■ EXERCISE DIRECTIONS: Which lines in the records below contain the word "icon"? Return each of them.

■ WORKING DATA:
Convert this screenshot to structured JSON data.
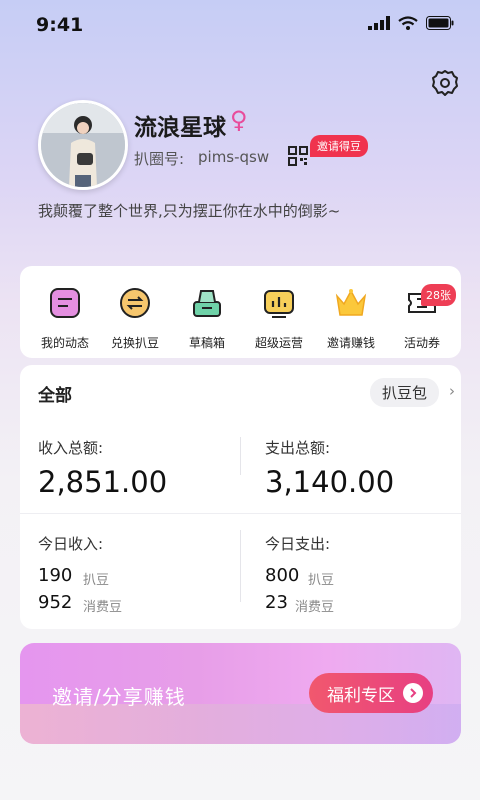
{
  "status": {
    "time": "9:41"
  },
  "profile": {
    "name": "流浪星球",
    "gender_symbol": "♀",
    "id_label": "扒圈号:",
    "id_value": "pims-qsw",
    "invite_badge": "邀请得豆",
    "bio": "我颠覆了整个世界,只为摆正你在水中的倒影~"
  },
  "quick_actions": [
    {
      "label": "我的动态",
      "icon": "note-icon"
    },
    {
      "label": "兑换扒豆",
      "icon": "exchange-icon"
    },
    {
      "label": "草稿箱",
      "icon": "drafts-icon"
    },
    {
      "label": "超级运营",
      "icon": "chart-icon"
    },
    {
      "label": "邀请赚钱",
      "icon": "crown-icon"
    },
    {
      "label": "活动券",
      "icon": "ticket-icon"
    }
  ],
  "coupon_badge": "28张",
  "stats": {
    "filter_label": "全部",
    "bean_pack": "扒豆包",
    "income_total_label": "收入总额:",
    "income_total": "2,851.00",
    "expense_total_label": "支出总额:",
    "expense_total": "3,140.00",
    "today_income_label": "今日收入:",
    "today_expense_label": "今日支出:",
    "today_income": [
      {
        "value": "190",
        "unit": "扒豆"
      },
      {
        "value": "952",
        "unit": "消费豆"
      }
    ],
    "today_expense": [
      {
        "value": "800",
        "unit": "扒豆"
      },
      {
        "value": "23",
        "unit": "消费豆"
      }
    ]
  },
  "banner": {
    "text": "邀请/分享赚钱",
    "button": "福利专区"
  },
  "colors": {
    "accent": "#f0334e",
    "gender": "#e84c9b",
    "banner_button": "#e73f82"
  }
}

■ RESULT OF THE TASK:
      "icon": "note-icon"
      "icon": "exchange-icon"
      "icon": "drafts-icon"
      "icon": "chart-icon"
      "icon": "crown-icon"
      "icon": "ticket-icon"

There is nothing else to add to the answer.